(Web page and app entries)
_ _ _

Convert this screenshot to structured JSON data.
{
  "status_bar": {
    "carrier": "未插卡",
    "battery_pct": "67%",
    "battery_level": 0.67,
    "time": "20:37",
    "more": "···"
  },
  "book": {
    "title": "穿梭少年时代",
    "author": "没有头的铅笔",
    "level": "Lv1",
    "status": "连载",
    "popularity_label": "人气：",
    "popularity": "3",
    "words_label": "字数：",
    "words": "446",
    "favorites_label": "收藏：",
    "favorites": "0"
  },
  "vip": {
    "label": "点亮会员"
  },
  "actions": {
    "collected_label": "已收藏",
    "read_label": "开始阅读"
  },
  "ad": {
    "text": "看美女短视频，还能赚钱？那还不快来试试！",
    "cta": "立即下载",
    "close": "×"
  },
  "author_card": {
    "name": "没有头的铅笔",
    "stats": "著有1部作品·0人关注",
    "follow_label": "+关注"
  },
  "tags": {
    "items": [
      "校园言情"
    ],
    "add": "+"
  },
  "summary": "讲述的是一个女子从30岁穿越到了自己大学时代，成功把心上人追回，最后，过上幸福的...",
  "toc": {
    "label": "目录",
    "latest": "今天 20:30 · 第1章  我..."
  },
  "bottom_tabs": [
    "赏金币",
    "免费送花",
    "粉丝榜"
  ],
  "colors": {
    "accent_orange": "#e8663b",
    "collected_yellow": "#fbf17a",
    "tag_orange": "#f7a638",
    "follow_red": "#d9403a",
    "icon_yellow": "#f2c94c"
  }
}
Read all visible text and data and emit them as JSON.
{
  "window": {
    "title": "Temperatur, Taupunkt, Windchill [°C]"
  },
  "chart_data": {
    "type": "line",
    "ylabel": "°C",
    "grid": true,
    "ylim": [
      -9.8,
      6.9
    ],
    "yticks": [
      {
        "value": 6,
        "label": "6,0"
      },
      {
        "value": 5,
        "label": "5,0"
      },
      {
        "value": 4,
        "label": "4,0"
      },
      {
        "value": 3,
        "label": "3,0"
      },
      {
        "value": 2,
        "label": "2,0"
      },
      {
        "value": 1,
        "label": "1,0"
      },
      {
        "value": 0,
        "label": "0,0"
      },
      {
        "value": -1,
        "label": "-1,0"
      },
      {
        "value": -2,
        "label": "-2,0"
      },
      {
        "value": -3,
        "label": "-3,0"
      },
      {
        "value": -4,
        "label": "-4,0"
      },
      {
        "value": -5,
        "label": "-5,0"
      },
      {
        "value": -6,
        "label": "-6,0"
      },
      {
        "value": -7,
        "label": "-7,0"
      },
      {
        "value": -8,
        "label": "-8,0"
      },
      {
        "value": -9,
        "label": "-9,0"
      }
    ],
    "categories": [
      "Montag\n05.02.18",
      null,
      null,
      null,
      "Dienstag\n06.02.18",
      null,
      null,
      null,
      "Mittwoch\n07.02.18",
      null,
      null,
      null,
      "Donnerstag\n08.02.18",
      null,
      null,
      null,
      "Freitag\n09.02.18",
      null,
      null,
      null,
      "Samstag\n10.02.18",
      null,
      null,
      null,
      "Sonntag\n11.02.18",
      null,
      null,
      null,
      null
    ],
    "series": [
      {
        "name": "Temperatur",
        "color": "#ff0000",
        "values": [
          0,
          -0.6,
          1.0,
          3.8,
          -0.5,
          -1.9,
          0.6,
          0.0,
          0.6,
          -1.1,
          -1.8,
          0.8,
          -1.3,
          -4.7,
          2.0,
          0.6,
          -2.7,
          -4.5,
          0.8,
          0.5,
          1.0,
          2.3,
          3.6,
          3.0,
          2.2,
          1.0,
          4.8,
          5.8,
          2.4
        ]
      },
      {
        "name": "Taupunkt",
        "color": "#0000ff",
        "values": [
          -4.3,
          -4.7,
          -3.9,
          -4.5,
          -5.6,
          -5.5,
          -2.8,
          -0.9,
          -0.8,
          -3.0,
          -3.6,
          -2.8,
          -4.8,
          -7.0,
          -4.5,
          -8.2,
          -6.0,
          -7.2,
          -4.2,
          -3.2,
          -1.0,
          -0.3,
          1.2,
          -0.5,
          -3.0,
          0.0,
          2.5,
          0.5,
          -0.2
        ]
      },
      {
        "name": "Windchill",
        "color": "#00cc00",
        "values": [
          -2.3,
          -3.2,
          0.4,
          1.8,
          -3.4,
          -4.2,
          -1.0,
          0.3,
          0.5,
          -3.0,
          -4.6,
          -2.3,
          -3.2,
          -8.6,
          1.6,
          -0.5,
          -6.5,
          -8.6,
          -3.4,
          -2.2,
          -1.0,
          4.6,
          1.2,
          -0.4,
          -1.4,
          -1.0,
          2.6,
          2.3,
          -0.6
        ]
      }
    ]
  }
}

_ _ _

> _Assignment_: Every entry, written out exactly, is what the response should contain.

> _Task solution_:
Convert this screenshot to structured JSON data.
{
  "status_bar": {
    "carrier": "未插卡",
    "battery_pct": "67%",
    "battery_level": 0.67,
    "time": "20:37",
    "more": "···"
  },
  "book": {
    "title": "穿梭少年时代",
    "author": "没有头的铅笔",
    "level": "Lv1",
    "status": "连载",
    "popularity_label": "人气：",
    "popularity": "3",
    "words_label": "字数：",
    "words": "446",
    "favorites_label": "收藏：",
    "favorites": "0"
  },
  "vip": {
    "label": "点亮会员"
  },
  "actions": {
    "collected_label": "已收藏",
    "read_label": "开始阅读"
  },
  "ad": {
    "text": "看美女短视频，还能赚钱？那还不快来试试！",
    "cta": "立即下载",
    "close": "×"
  },
  "author_card": {
    "name": "没有头的铅笔",
    "stats": "著有1部作品·0人关注",
    "follow_label": "+关注"
  },
  "tags": {
    "items": [
      "校园言情"
    ],
    "add": "+"
  },
  "summary": "讲述的是一个女子从30岁穿越到了自己大学时代，成功把心上人追回，最后，过上幸福的...",
  "toc": {
    "label": "目录",
    "latest": "今天 20:30 · 第1章  我..."
  },
  "bottom_tabs": [
    "赏金币",
    "免费送花",
    "粉丝榜"
  ],
  "colors": {
    "accent_orange": "#e8663b",
    "collected_yellow": "#fbf17a",
    "tag_orange": "#f7a638",
    "follow_red": "#d9403a",
    "icon_yellow": "#f2c94c"
  }
}
Read all visible text and data and emit them as JSON.
{
  "window": {
    "title": "Temperatur, Taupunkt, Windchill [°C]"
  },
  "chart_data": {
    "type": "line",
    "ylabel": "°C",
    "grid": true,
    "ylim": [
      -9.8,
      6.9
    ],
    "yticks": [
      {
        "value": 6,
        "label": "6,0"
      },
      {
        "value": 5,
        "label": "5,0"
      },
      {
        "value": 4,
        "label": "4,0"
      },
      {
        "value": 3,
        "label": "3,0"
      },
      {
        "value": 2,
        "label": "2,0"
      },
      {
        "value": 1,
        "label": "1,0"
      },
      {
        "value": 0,
        "label": "0,0"
      },
      {
        "value": -1,
        "label": "-1,0"
      },
      {
        "value": -2,
        "label": "-2,0"
      },
      {
        "value": -3,
        "label": "-3,0"
      },
      {
        "value": -4,
        "label": "-4,0"
      },
      {
        "value": -5,
        "label": "-5,0"
      },
      {
        "value": -6,
        "label": "-6,0"
      },
      {
        "value": -7,
        "label": "-7,0"
      },
      {
        "value": -8,
        "label": "-8,0"
      },
      {
        "value": -9,
        "label": "-9,0"
      }
    ],
    "categories": [
      "Montag\n05.02.18",
      null,
      null,
      null,
      "Dienstag\n06.02.18",
      null,
      null,
      null,
      "Mittwoch\n07.02.18",
      null,
      null,
      null,
      "Donnerstag\n08.02.18",
      null,
      null,
      null,
      "Freitag\n09.02.18",
      null,
      null,
      null,
      "Samstag\n10.02.18",
      null,
      null,
      null,
      "Sonntag\n11.02.18",
      null,
      null,
      null,
      null
    ],
    "series": [
      {
        "name": "Temperatur",
        "color": "#ff0000",
        "values": [
          0,
          -0.6,
          1.0,
          3.8,
          -0.5,
          -1.9,
          0.6,
          0.0,
          0.6,
          -1.1,
          -1.8,
          0.8,
          -1.3,
          -4.7,
          2.0,
          0.6,
          -2.7,
          -4.5,
          0.8,
          0.5,
          1.0,
          2.3,
          3.6,
          3.0,
          2.2,
          1.0,
          4.8,
          5.8,
          2.4
        ]
      },
      {
        "name": "Taupunkt",
        "color": "#0000ff",
        "values": [
          -4.3,
          -4.7,
          -3.9,
          -4.5,
          -5.6,
          -5.5,
          -2.8,
          -0.9,
          -0.8,
          -3.0,
          -3.6,
          -2.8,
          -4.8,
          -7.0,
          -4.5,
          -8.2,
          -6.0,
          -7.2,
          -4.2,
          -3.2,
          -1.0,
          -0.3,
          1.2,
          -0.5,
          -3.0,
          0.0,
          2.5,
          0.5,
          -0.2
        ]
      },
      {
        "name": "Windchill",
        "color": "#00cc00",
        "values": [
          -2.3,
          -3.2,
          0.4,
          1.8,
          -3.4,
          -4.2,
          -1.0,
          0.3,
          0.5,
          -3.0,
          -4.6,
          -2.3,
          -3.2,
          -8.6,
          1.6,
          -0.5,
          -6.5,
          -8.6,
          -3.4,
          -2.2,
          -1.0,
          4.6,
          1.2,
          -0.4,
          -1.4,
          -1.0,
          2.6,
          2.3,
          -0.6
        ]
      }
    ]
  }
}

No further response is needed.